─── PROVIDED RECORDS

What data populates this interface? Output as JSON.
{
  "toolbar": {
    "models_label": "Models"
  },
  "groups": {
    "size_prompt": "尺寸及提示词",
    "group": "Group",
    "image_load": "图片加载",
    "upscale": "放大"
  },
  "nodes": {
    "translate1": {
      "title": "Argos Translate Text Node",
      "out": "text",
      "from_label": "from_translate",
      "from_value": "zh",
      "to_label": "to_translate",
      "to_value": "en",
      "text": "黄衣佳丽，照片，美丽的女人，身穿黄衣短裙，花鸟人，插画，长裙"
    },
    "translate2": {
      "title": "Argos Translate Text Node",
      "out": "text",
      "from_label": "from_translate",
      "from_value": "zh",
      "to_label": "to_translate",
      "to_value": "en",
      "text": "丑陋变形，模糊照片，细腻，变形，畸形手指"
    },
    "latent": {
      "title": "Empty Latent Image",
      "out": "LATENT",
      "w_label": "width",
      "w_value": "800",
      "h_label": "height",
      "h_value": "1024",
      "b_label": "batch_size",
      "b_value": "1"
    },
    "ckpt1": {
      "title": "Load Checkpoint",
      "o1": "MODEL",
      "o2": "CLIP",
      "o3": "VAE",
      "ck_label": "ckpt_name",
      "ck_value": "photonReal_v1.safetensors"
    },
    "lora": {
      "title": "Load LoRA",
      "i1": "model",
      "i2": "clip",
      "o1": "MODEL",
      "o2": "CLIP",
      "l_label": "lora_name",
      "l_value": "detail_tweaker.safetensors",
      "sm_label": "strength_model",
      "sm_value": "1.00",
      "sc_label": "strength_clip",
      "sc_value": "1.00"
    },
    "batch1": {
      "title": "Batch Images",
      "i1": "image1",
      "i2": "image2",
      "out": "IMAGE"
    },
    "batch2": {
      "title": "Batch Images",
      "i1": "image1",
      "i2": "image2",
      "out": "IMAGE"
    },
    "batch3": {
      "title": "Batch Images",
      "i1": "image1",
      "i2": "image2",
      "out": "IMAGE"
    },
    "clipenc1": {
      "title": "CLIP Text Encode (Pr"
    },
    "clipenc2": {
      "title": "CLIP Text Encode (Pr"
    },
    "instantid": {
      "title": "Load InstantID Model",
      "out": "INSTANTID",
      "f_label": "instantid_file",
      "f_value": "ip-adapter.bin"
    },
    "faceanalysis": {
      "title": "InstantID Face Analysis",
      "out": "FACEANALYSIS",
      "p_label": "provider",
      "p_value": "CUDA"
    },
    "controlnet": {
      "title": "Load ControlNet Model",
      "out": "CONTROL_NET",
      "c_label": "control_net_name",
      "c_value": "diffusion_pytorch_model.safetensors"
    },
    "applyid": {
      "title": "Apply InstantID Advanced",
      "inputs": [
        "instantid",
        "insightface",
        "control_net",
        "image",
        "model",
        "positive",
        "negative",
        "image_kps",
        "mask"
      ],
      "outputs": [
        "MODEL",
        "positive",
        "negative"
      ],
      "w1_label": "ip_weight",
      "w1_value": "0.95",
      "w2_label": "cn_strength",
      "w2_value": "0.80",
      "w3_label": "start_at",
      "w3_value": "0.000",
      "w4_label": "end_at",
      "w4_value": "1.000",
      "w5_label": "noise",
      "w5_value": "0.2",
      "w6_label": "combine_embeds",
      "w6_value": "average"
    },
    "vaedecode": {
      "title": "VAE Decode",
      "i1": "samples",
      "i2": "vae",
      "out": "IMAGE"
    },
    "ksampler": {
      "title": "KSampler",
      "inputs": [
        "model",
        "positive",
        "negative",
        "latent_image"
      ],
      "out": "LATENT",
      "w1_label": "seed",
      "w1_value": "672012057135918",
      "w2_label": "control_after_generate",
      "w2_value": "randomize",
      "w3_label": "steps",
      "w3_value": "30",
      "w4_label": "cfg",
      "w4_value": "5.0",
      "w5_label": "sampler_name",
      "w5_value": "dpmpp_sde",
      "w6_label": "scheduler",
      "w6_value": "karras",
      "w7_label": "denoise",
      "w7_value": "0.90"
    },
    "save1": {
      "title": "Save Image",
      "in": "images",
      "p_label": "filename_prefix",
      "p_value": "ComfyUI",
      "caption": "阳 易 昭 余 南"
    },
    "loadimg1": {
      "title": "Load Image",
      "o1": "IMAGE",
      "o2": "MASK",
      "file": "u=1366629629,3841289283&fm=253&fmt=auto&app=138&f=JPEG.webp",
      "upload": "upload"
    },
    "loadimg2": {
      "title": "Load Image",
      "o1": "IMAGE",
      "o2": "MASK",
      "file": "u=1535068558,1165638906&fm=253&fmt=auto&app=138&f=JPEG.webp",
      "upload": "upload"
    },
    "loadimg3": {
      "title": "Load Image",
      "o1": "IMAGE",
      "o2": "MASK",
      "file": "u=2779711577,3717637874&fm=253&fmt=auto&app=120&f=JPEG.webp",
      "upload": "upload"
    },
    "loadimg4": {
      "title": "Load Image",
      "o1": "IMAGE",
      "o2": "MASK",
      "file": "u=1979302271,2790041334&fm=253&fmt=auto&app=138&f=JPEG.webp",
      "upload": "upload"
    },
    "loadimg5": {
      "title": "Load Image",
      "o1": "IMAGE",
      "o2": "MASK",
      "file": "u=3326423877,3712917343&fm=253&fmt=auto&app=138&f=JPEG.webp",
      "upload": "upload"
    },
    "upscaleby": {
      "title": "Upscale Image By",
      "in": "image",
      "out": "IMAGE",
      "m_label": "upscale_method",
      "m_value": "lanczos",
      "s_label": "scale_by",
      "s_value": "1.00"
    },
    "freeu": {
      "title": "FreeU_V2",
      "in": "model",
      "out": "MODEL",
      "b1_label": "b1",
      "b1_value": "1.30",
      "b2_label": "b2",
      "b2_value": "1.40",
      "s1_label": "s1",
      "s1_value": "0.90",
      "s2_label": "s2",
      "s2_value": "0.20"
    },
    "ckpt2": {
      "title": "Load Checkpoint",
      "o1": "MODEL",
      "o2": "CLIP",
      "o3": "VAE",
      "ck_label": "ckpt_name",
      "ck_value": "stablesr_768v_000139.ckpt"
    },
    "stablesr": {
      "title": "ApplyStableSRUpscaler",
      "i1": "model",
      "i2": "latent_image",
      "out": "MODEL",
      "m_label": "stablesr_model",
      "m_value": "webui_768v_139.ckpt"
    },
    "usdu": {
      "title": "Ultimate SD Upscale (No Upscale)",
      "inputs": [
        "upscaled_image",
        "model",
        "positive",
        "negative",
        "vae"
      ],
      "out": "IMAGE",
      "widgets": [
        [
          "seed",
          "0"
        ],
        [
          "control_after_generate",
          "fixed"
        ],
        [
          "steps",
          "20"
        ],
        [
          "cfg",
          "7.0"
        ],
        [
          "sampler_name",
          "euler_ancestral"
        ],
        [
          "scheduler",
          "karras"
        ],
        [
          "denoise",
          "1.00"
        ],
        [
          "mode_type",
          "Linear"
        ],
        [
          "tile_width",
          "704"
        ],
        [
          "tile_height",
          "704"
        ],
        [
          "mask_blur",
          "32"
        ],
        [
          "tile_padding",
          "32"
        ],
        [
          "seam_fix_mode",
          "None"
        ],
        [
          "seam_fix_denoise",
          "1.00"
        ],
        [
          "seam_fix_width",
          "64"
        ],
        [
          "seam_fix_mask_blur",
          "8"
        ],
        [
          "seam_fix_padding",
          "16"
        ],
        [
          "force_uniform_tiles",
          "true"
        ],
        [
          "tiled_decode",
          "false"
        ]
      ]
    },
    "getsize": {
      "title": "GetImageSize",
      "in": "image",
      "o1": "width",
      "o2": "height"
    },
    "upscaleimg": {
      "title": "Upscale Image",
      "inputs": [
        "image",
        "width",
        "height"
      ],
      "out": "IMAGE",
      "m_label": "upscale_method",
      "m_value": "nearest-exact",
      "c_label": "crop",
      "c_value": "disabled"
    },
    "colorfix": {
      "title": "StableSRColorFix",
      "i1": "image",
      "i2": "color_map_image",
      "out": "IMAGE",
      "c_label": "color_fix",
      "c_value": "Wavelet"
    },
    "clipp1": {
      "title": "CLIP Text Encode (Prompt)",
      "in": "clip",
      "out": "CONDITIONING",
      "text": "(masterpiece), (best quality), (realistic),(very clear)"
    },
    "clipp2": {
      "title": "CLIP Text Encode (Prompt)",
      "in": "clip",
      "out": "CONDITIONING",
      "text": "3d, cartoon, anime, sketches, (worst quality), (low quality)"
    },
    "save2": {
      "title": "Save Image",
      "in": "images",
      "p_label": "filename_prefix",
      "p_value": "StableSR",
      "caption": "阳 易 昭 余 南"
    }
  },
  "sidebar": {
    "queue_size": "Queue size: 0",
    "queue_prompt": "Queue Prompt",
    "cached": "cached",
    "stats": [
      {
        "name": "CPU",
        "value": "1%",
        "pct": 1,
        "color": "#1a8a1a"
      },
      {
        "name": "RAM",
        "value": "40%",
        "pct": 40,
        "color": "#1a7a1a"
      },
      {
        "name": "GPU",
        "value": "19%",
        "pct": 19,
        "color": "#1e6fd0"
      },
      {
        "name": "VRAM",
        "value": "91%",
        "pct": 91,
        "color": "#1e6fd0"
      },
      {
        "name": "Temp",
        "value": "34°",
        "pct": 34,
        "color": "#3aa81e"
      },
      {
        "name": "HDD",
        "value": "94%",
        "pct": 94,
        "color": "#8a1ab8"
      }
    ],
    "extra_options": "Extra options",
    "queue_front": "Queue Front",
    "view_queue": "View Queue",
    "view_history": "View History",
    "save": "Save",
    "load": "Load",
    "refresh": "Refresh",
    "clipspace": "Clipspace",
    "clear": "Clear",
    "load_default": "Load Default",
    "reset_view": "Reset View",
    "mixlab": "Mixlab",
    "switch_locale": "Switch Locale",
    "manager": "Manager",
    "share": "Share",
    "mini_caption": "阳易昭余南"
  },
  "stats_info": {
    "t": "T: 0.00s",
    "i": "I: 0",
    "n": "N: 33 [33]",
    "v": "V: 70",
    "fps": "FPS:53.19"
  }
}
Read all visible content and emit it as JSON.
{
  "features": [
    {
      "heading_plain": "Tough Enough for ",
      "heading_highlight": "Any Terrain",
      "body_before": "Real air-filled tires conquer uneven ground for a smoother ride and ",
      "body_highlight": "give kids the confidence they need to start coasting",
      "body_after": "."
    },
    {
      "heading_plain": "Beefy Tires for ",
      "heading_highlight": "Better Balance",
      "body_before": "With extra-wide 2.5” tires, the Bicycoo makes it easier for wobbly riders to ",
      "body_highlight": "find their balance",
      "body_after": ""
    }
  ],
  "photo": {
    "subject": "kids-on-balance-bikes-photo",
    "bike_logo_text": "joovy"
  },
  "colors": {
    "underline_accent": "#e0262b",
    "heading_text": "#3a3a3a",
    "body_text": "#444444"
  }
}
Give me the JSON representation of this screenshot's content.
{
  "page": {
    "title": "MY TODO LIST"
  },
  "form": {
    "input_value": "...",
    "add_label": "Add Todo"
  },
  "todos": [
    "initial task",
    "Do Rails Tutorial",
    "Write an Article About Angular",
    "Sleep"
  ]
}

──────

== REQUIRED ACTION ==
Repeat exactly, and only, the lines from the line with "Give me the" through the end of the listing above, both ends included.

== REPLY TO THE EXERCISE ==
Give me the JSON representation of this screenshot's content.
{
  "page": {
    "title": "MY TODO LIST"
  },
  "form": {
    "input_value": "...",
    "add_label": "Add Todo"
  },
  "todos": [
    "initial task",
    "Do Rails Tutorial",
    "Write an Article About Angular",
    "Sleep"
  ]
}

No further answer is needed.